A bulging disc is a very common spine injury. It can commonly be referred to as a slipped disc or a protruding disc. However, when the disc bulge is significant enough for the disc nucleus to come out of the annulus, it is known as a herniated disc.

What is a disc?

Spinal discs are the shock-absorbing rings of fibrocartilage that sit between the bony vertebral bodies. They allow movement at each spinal level and create space between each vertebrae for the major spinal nerves to exit from the spinal canal and travel down to the limbs.

Looking from above, the disc looks like a slice of onion with a jelly-like nucleus in the middle and several rings around it, the annulus. The nucleus in the disc centre normally moves within the annulus adjusting to the pressure placed on the spine.

The annulus can be torn or strained, which can result in the nucleus pressing towards the torn rings, changing the shape of the disc – referred to as a bulging disc. This condition may or may not be painful, but when pain is experienced it is usually felt to one side of the lumbar spine and/or down to the gluteal area.

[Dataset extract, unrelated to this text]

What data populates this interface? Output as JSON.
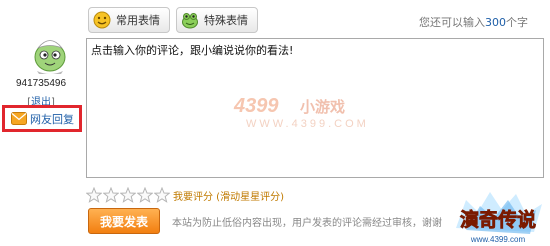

A disc bulge can potentially irritate or press against a spinal nerve, which can cause lower back or leg pain, pins & needles, numbness and weakness in the leg.


Disc injury usually occurs typically due to:

  1. Accumulated overload causing microtears in the annulus overtime. This is usually caused by prolonged static postures (e.g. sitting) or excessive training loads.
  2. Sudden increase in pressure through the disc, causing annular tear. This is very common with lifting heavy objects in an awkward position, particularly if the individual is unaccustomed to such loads. Most sudden-onset disc bulges also have an underlying longer-term overload component.


  • Lower back pain
  • Buttock pain
  • Leg/foot pain, pins and needles, numbness or weakness
  • Tightness in back of thigh and calf
  • Altered bladder and bowel function

The symptoms are usually aggravated by sitting, bending, twisting, lifting, coughing, sneezing. They are often eased by lying flat and walking.

Tips for management of acute lumbar disc injury

  • All disc injuries need to be managed differently, so the first step is to get a thorough assessment from a physio to determine what has caused the injury and the best line of treatment
  • Avoid high impact activities but try to maintain a gentle exercise routine, if it doesn’t aggravate the pain
  • Walk around and move as much as possible
  • Avoid sitting for long periods. Take regular breaks, stand up and move around as much as possible
  • Maintain good posture when sitting – try to keep your knees lower than your pelvis, weight on your sitting bones and shoulders relaxed
  • For the first week or so avoid activities that involve bending forward, twisting and lifting
  • Get a proper assessment to understand what caused the injury and pain.

Please note:

  • Not all disc injuries require surgery!
  • Most people have some form of minor disc bulge, without pain or dysfunction!
  • A disc bulge can be treated, and you can prevent recurrence with specific exercises, physio treatment and some lifestyle modifications.

If you have any more questions or would like an assessment, give us a call today!